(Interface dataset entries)
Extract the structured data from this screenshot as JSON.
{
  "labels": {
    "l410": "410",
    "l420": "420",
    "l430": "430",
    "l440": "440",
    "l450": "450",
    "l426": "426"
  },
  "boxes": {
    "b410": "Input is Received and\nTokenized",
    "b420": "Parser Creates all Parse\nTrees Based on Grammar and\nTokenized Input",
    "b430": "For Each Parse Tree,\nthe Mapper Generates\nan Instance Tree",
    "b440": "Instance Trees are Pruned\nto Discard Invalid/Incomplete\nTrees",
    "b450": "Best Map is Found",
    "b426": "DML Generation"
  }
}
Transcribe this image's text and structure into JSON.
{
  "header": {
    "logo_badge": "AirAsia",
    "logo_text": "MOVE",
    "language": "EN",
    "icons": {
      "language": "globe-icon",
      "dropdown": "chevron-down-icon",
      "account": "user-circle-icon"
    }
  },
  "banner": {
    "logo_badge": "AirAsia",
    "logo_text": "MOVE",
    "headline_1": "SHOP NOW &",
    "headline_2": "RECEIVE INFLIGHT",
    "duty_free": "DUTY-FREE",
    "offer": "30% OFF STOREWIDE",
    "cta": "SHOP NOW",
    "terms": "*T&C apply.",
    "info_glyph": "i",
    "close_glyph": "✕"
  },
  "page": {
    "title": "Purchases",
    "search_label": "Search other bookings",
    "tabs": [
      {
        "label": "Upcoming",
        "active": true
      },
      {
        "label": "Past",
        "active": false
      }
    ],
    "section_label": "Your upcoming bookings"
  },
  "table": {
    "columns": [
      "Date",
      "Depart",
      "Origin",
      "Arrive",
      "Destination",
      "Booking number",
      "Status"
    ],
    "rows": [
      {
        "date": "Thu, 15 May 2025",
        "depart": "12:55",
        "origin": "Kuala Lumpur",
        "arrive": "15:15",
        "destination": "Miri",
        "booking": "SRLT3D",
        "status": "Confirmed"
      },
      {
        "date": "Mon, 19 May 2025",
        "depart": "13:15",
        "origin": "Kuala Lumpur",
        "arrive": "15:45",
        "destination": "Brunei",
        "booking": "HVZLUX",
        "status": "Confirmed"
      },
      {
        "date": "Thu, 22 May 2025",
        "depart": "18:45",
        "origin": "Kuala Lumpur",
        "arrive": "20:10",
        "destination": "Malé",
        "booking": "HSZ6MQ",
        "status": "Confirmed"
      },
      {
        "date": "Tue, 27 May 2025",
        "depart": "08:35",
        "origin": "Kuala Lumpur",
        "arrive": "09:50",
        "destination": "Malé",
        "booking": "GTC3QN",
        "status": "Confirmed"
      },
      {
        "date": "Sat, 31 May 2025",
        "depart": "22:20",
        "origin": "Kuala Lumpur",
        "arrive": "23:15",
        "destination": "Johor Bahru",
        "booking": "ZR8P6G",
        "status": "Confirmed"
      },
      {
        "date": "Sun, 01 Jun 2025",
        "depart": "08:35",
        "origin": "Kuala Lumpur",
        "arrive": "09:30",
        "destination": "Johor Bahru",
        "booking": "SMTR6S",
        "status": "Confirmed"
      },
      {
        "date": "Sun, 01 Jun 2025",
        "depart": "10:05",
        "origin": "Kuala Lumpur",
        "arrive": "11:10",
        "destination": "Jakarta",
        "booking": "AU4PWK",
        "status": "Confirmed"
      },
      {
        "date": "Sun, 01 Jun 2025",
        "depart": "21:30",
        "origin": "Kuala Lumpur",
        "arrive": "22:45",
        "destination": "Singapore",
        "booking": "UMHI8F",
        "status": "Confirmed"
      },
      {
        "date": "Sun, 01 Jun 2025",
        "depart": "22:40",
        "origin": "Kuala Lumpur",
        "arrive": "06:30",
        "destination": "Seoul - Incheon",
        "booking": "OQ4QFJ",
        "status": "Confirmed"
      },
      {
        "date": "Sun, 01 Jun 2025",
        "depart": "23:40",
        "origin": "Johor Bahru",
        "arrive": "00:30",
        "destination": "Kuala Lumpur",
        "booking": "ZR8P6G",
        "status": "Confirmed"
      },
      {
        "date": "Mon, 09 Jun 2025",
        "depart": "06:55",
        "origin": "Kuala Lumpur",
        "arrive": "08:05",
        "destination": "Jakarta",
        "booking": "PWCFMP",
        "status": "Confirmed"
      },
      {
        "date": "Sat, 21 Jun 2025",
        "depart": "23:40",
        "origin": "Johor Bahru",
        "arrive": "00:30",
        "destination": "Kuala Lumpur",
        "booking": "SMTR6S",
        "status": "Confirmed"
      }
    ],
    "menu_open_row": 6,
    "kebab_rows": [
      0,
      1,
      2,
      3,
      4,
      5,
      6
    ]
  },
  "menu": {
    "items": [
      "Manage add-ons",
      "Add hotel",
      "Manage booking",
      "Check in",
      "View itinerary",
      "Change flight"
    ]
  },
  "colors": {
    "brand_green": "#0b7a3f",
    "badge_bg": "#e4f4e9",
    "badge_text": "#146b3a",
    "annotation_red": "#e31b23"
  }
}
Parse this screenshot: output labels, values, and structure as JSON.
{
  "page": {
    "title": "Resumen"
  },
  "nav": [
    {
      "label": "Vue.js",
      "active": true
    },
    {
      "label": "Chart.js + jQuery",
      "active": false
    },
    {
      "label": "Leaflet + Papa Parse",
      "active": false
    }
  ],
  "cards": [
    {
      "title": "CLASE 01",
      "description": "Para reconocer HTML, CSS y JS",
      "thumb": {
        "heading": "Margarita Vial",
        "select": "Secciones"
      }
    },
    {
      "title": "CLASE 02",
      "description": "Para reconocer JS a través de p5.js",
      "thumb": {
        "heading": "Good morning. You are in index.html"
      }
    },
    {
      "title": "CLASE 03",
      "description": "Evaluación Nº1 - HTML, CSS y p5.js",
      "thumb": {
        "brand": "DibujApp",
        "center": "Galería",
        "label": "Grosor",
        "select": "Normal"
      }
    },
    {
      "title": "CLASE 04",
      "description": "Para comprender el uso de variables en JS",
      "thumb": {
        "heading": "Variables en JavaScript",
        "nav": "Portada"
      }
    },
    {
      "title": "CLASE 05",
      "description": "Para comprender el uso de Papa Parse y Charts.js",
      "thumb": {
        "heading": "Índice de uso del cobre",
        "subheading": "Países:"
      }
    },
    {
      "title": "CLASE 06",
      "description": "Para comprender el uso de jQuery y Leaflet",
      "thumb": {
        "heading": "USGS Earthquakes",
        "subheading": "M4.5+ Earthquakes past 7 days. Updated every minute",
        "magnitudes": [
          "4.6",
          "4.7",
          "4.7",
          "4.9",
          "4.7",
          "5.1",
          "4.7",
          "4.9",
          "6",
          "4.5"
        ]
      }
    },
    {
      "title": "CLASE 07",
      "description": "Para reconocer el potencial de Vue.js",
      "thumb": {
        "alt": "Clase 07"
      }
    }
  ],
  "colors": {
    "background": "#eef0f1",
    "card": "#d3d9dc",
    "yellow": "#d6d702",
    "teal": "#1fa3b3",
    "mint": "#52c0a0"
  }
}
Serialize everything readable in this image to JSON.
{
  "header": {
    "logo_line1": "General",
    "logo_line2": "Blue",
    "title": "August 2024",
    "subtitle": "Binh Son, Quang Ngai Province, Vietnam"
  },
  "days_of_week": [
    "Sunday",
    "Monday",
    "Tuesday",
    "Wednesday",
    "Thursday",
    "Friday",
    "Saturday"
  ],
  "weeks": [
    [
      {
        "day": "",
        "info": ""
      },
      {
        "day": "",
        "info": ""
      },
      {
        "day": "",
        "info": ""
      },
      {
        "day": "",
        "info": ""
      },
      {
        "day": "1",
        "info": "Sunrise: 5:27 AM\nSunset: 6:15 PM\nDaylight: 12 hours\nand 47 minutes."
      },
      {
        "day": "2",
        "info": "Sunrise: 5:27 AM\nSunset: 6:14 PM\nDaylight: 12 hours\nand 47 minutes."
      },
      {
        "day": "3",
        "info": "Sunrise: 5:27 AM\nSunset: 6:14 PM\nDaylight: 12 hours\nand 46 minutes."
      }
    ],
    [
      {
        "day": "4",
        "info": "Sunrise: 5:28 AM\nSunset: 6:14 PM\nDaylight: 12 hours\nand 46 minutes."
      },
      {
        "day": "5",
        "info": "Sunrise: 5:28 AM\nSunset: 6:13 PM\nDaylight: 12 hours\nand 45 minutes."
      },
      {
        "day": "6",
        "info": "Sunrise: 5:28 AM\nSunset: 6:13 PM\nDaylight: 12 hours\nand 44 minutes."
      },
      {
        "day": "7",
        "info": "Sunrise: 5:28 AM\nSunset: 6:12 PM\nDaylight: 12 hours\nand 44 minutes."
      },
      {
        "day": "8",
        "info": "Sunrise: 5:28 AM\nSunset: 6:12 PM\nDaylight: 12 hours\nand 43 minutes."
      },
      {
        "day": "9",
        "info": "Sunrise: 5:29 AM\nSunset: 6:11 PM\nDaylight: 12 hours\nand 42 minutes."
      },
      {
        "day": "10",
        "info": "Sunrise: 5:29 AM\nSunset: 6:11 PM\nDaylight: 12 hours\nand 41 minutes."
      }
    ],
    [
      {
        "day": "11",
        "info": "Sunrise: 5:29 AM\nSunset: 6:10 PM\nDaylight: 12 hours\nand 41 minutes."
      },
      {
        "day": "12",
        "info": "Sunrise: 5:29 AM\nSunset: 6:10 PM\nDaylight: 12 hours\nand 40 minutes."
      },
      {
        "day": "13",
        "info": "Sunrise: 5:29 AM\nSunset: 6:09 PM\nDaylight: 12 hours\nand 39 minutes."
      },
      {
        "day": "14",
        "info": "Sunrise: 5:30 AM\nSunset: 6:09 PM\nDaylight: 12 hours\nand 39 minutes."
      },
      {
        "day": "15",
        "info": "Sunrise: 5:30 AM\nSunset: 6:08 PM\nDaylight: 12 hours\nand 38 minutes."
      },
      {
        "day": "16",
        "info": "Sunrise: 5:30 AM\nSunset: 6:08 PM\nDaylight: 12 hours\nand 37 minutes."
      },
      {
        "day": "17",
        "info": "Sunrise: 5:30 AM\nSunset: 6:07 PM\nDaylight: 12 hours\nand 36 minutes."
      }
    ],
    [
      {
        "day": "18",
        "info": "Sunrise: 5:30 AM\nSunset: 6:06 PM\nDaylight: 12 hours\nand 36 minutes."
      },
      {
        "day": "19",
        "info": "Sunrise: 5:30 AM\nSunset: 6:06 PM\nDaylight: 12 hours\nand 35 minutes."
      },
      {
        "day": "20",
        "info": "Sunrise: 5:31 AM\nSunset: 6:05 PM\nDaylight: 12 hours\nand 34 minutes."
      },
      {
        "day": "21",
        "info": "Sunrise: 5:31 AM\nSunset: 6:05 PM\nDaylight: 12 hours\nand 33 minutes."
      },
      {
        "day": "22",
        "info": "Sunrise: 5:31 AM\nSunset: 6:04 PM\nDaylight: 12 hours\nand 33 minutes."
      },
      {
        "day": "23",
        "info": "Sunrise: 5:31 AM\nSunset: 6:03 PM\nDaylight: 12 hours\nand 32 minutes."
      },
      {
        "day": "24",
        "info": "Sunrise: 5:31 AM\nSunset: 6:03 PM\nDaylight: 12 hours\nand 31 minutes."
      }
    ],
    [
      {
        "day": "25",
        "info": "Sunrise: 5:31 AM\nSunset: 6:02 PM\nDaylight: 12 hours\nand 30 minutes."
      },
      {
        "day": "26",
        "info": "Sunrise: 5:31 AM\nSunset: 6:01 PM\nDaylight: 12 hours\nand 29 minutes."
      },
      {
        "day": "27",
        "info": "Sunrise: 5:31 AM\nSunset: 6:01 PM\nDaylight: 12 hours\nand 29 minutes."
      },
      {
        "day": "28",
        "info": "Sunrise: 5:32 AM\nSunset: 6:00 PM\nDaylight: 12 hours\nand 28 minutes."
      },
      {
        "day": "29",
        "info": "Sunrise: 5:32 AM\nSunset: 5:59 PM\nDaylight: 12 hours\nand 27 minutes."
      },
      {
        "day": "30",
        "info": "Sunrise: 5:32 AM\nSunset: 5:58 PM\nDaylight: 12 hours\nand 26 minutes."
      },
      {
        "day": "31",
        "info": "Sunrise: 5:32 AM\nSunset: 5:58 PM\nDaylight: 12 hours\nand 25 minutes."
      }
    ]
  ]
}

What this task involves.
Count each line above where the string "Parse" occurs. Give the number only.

Exercise answer.
5